With Covid-19 travel restrictions in place, retailers and inspectors unfortunately have limited access to their factories and production facilities, making it harder to identify any potential problems that could arise and determine their root causes. But across the supply chain, leaders are now taking to remote audits to bring quality control and compliance to the factory floor, even from a distance.
Ross Nova, head of global compliance at L.L. Bean, said in a panel at the R/Evolution Sourcing Journal Summit that his top concern at the start of the pandemic was the inability to travel to any factories in person, alongside the newfound question, “How do we turn an in-person process into a remote process?”
Nova said that despite the lack of face to face meetings, L.L. Bean’s remote auditing process has worked “surprisingly well” due to the renewed focus on more objective bits of data that are still accessible to auditors, whether it’s a timecard or payroll. He noted that some struggles continue to take place are when smaller factories have limited Wi-Fi (or none at all), or signal loss occurs when moving from one building to another.
“My recommendation is as you roll this out in your own company and factories, practice with that remote technology, especially with the factory beforehand,” Nova said. “You may want to consider if it’s important enough to you, maybe a small investment to help improve the Wi-Fi, make sure they have the computers and phones available to help facilitate that day. Technology is really good when it works, and when it doesn’t it can turn an eight-hour audit day into a 10 hour audit day.”
The use of technology in the audit process can put a spotlight on the more obvious issues regarding the impact on the workers, whether it was the factories shutting down due to loss of orders, or the factories staying open alongside other concerns such as worker hours and pay.
This ultimately can help companies get a better read on where priorities must continue to lie when it comes to cost evaluation. One of the unfortunate byproducts of the pandemic has been budget cuts for factories, particularly in areas that may have been considered as “nice to haves,” whether it was social programs for employees or even overtime pay, according to Michael Bland, senior director of Qima, which handles quality control and social compliance initiatives for suppliers.
Bland said in the panel that in the third quarter, Qima’s ethical audit scores, which are their reviews of client suppliers that track elements such as hygiene, health and safety, waste management, child and young labor, forced labor and hours/wages, are down by 4.5 percent from last year.
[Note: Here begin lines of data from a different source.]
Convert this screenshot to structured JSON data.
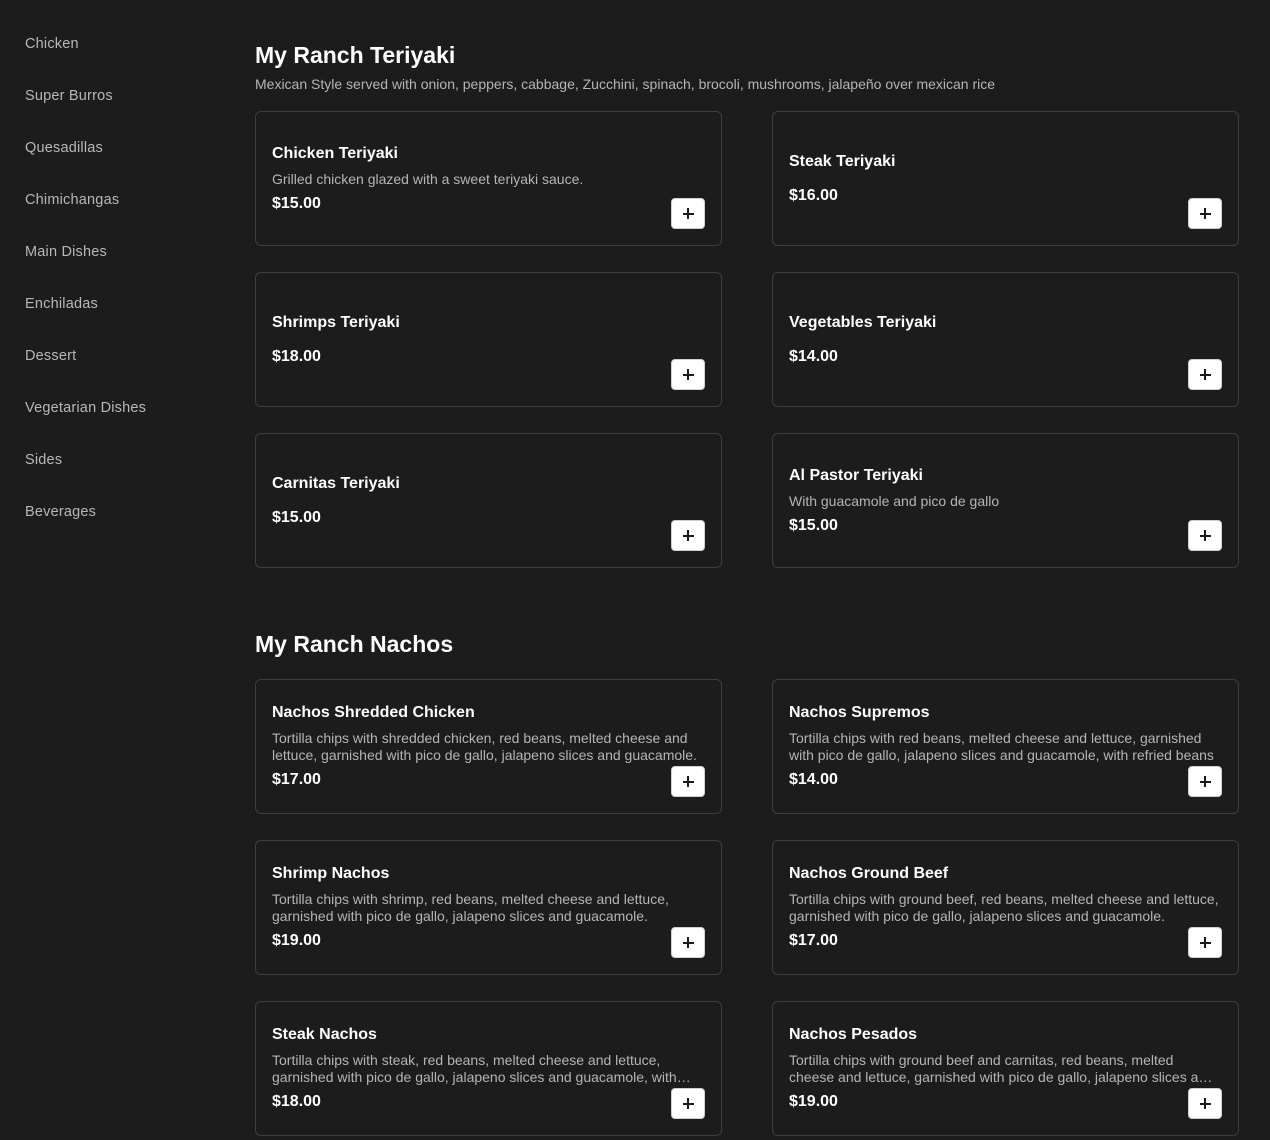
{
  "sidebar": {
    "items": [
      {
        "label": "Chicken"
      },
      {
        "label": "Super Burros"
      },
      {
        "label": "Quesadillas"
      },
      {
        "label": "Chimichangas"
      },
      {
        "label": "Main Dishes"
      },
      {
        "label": "Enchiladas"
      },
      {
        "label": "Dessert"
      },
      {
        "label": "Vegetarian Dishes"
      },
      {
        "label": "Sides"
      },
      {
        "label": "Beverages"
      }
    ]
  },
  "sections": [
    {
      "title": "My Ranch Teriyaki",
      "description": "Mexican Style served with onion, peppers, cabbage, Zucchini, spinach, brocoli, mushrooms, jalapeño over mexican rice",
      "items": [
        {
          "name": "Chicken Teriyaki",
          "description": "Grilled chicken glazed with a sweet teriyaki sauce.",
          "price": "$15.00"
        },
        {
          "name": "Steak Teriyaki",
          "description": "",
          "price": "$16.00"
        },
        {
          "name": "Shrimps Teriyaki",
          "description": "",
          "price": "$18.00"
        },
        {
          "name": "Vegetables Teriyaki",
          "description": "",
          "price": "$14.00"
        },
        {
          "name": "Carnitas Teriyaki",
          "description": "",
          "price": "$15.00"
        },
        {
          "name": "Al Pastor Teriyaki",
          "description": "With guacamole and pico de gallo",
          "price": "$15.00"
        }
      ]
    },
    {
      "title": "My Ranch Nachos",
      "description": "",
      "items": [
        {
          "name": "Nachos Shredded Chicken",
          "description": "Tortilla chips with shredded chicken, red beans, melted cheese and lettuce, garnished with pico de gallo, jalapeno slices and guacamole.",
          "price": "$17.00"
        },
        {
          "name": "Nachos Supremos",
          "description": "Tortilla chips with red beans, melted cheese and lettuce, garnished with pico de gallo, jalapeno slices and guacamole, with refried beans",
          "price": "$14.00"
        },
        {
          "name": "Shrimp Nachos",
          "description": "Tortilla chips with shrimp, red beans, melted cheese and lettuce, garnished with pico de gallo, jalapeno slices and guacamole.",
          "price": "$19.00"
        },
        {
          "name": "Nachos Ground Beef",
          "description": "Tortilla chips with ground beef, red beans, melted cheese and lettuce, garnished with pico de gallo, jalapeno slices and guacamole.",
          "price": "$17.00"
        },
        {
          "name": "Steak Nachos",
          "description": "Tortilla chips with steak, red beans, melted cheese and lettuce, garnished with pico de gallo, jalapeno slices and guacamole, with refried beans",
          "price": "$18.00"
        },
        {
          "name": "Nachos Pesados",
          "description": "Tortilla chips with ground beef and carnitas, red beans, melted cheese and lettuce, garnished with pico de gallo, jalapeno slices and guacamole.",
          "price": "$19.00"
        }
      ]
    }
  ],
  "icons": {
    "add": "plus-icon"
  },
  "colors": {
    "background": "#1c1c1c",
    "card_border": "#3e3e3e",
    "muted_text": "#b5b5b5",
    "button_bg": "#ffffff"
  }
}
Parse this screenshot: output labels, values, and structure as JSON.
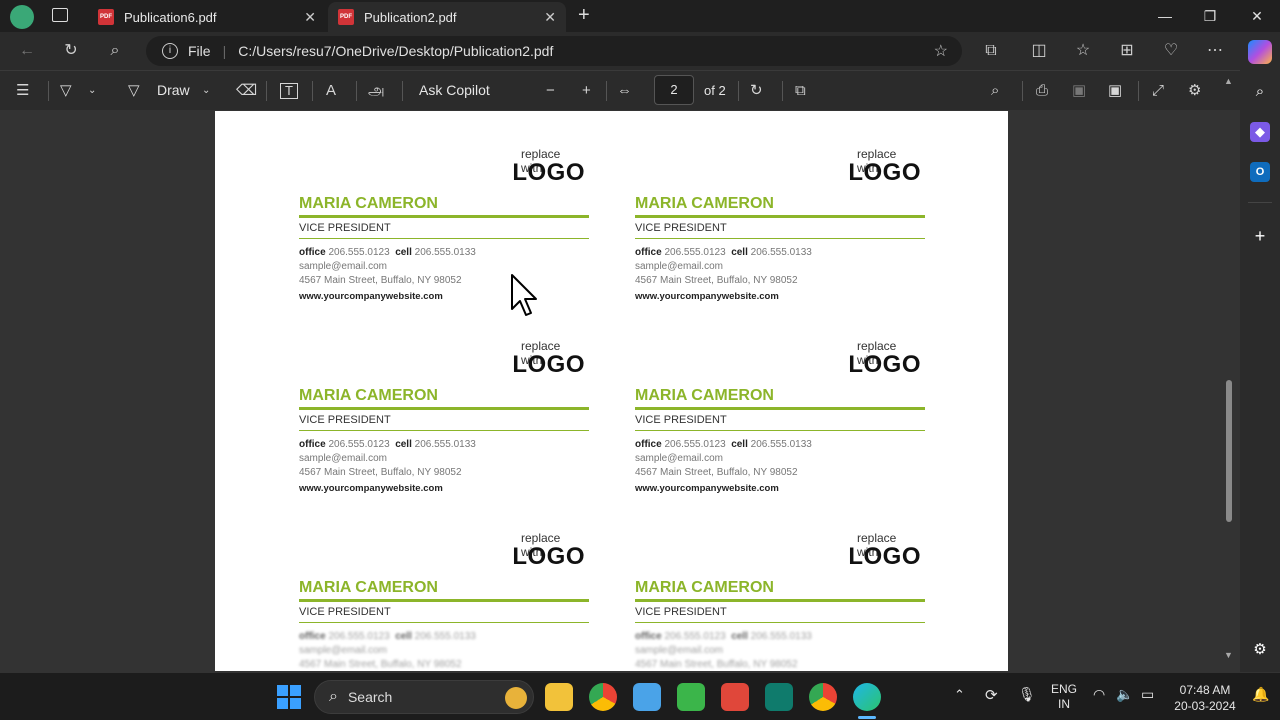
{
  "tabs": [
    {
      "label": "Publication6.pdf"
    },
    {
      "label": "Publication2.pdf"
    }
  ],
  "address": {
    "scheme_label": "File",
    "url": "C:/Users/resu7/OneDrive/Desktop/Publication2.pdf"
  },
  "toolbar": {
    "draw_label": "Draw",
    "copilot_label": "Ask Copilot",
    "page_current": "2",
    "page_total": "of 2"
  },
  "card": {
    "replace_text": "replace with",
    "logo_text": "LOGO",
    "name": "MARIA CAMERON",
    "title": "VICE PRESIDENT",
    "office_label": "office",
    "office_phone": "206.555.0123",
    "cell_label": "cell",
    "cell_phone": "206.555.0133",
    "email": "sample@email.com",
    "address": "4567 Main Street, Buffalo, NY 98052",
    "website": "www.yourcompanywebsite.com"
  },
  "taskbar": {
    "search_label": "Search",
    "lang_line1": "ENG",
    "lang_line2": "IN",
    "time": "07:48 AM",
    "date": "20-03-2024"
  },
  "colors": {
    "accent_green": "#8cb52a",
    "pdf_icon_red": "#d13438"
  }
}
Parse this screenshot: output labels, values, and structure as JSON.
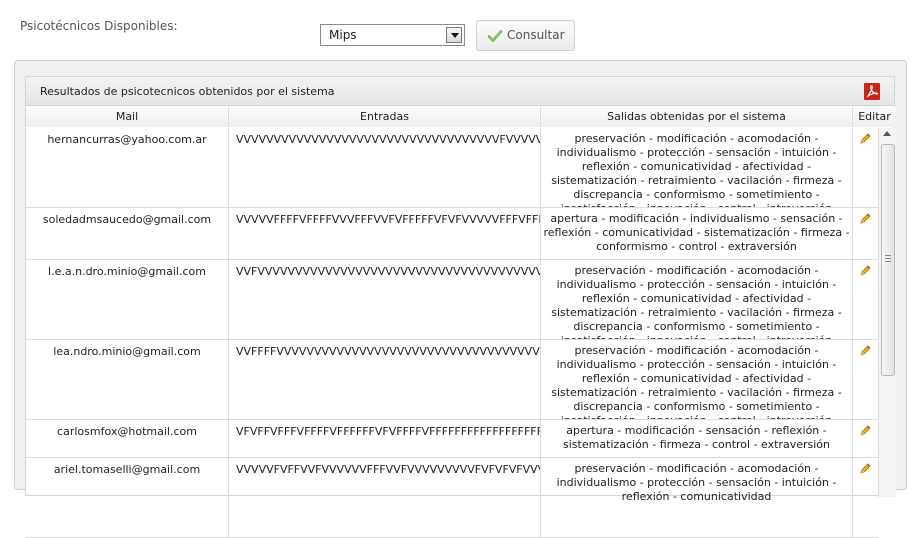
{
  "top_label": "Psicotécnicos Disponibles:",
  "select": {
    "value": "Mips"
  },
  "consult_button": {
    "label": "Consultar"
  },
  "panel": {
    "title": "Resultados de psicotecnicos obtenidos por el sistema"
  },
  "columns": {
    "mail": "Mail",
    "entradas": "Entradas",
    "salidas": "Salidas obtenidas por el sistema",
    "editar": "Editar"
  },
  "rows": [
    {
      "mail": "hernancurras@yahoo.com.ar",
      "entradas": "VVVVVVVVVVVVVVVVVVVVVVVVVVVVVVVVVVVFVVVVVVVVVVVVVV",
      "salidas": "preservación - modificación - acomodación - individualismo - protección - sensación - intuición - reflexión - comunicatividad - afectividad - sistematización - retraimiento - vacilación - firmeza - discrepancia - conformismo - sometimiento - insatisfacción - innovación - control - introversión"
    },
    {
      "mail": "soledadmsaucedo@gmail.com",
      "entradas": "VVVVVFFFFVFFFFVVVFFFVVFVFFFFFVFVFVVVVVFFFVFFFVVVF",
      "salidas": "apertura - modificación - individualismo - sensación - reflexión - comunicatividad - sistematización - firmeza - conformismo - control - extraversión"
    },
    {
      "mail": "l.e.a.n.dro.minio@gmail.com",
      "entradas": "VVFVVVVVVVVVVVVVVVVVVVVVVVVVVVVVVVVVVVVVVVVVVVVVVV",
      "salidas": "preservación - modificación - acomodación - individualismo - protección - sensación - intuición - reflexión - comunicatividad - afectividad - sistematización - retraimiento - vacilación - firmeza - discrepancia - conformismo - sometimiento - insatisfacción - innovación - control - introversión"
    },
    {
      "mail": "lea.ndro.minio@gmail.com",
      "entradas": "VVFFFFVVVVVVVVVVVVVVVVVVVVVVVVVVVVVVVVVVVVVVVVVVV",
      "salidas": "preservación - modificación - acomodación - individualismo - protección - sensación - intuición - reflexión - comunicatividad - afectividad - sistematización - retraimiento - vacilación - firmeza - discrepancia - conformismo - sometimiento - insatisfacción - innovación - control - introversión"
    },
    {
      "mail": "carlosmfox@hotmail.com",
      "entradas": "VFVFFVFFFVFFFFVFFFFFFVFVFFFFVFFFFFFFFFFFFFFFFFFFFV",
      "salidas": "apertura - modificación - sensación - reflexión - sistematización - firmeza - control - extraversión"
    },
    {
      "mail": "ariel.tomaselli@gmail.com",
      "entradas": "VVVVVFVFFVVFVVVVVVFFFVVFVVVVVVVVVFVFVFVFVVVVVVVVVV",
      "salidas": "preservación - modificación - acomodación - individualismo - protección - sensación - intuición - reflexión - comunicatividad"
    }
  ]
}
Francesco Pilenga, executive director of fabric and textiles producer Pettenati Centro America, noted that since his company operates in El Salvador and 99 percent of his garment manufacturer partners operate in either El Salvador or Honduras, the travel restrictions didn’t create much of an issue on the supply side from a communication standpoint. The negative impacts didn’t surface with the company’s more established brand partners either, but instead with less-established, informal customers.
“More of these brands usually need to be seen face to face when you’re actually dealing with designers, more than sourcing and materials people,” Pilenga said. “That was something that couldn’t be done and you can send fabric and have Zoom calls but it’s never like being in a room together.”
Pilenga also admitted that he had doubts about the full-scale capabilities of an auditing process conducted at a 60,000-square-meter factory through video on a mobile device.
When it comes to auditing, Bland said that in today’s environment, the process is not just one person’s responsibility.
“Everyone needs to make an investment,” Bland said. “Yes, the factory, yes the supplier, but also the brand and also the third parties. We all need to work together, because the point is to improve both the quality of the products and the lives of the workers in the supply chain. Whenever we talk about whatever the expenses are toward helping the factories meet your guidelines, to me it’s not really a cost, it’s an investment.”
Beyond the technology investments, the human-to-human connection is still reliant on trust, with Nova saying that his company has made it a point to ease up on oversight and enable the factories to concentrate on getting their jobs done. In most situations, the better scores L.L. Bean gets from its factories, the less it sends auditors to check up on their progress.
“I’d love to see brands step back and start to give credit where it’s due,” Nova said. “I don’t need to audit certain factories every year, and I think that going to help.”
All the sessions from this year’s Sourcing Journal Summit, R/Evolution, are available on-demand for the first time. Follow this link for more information.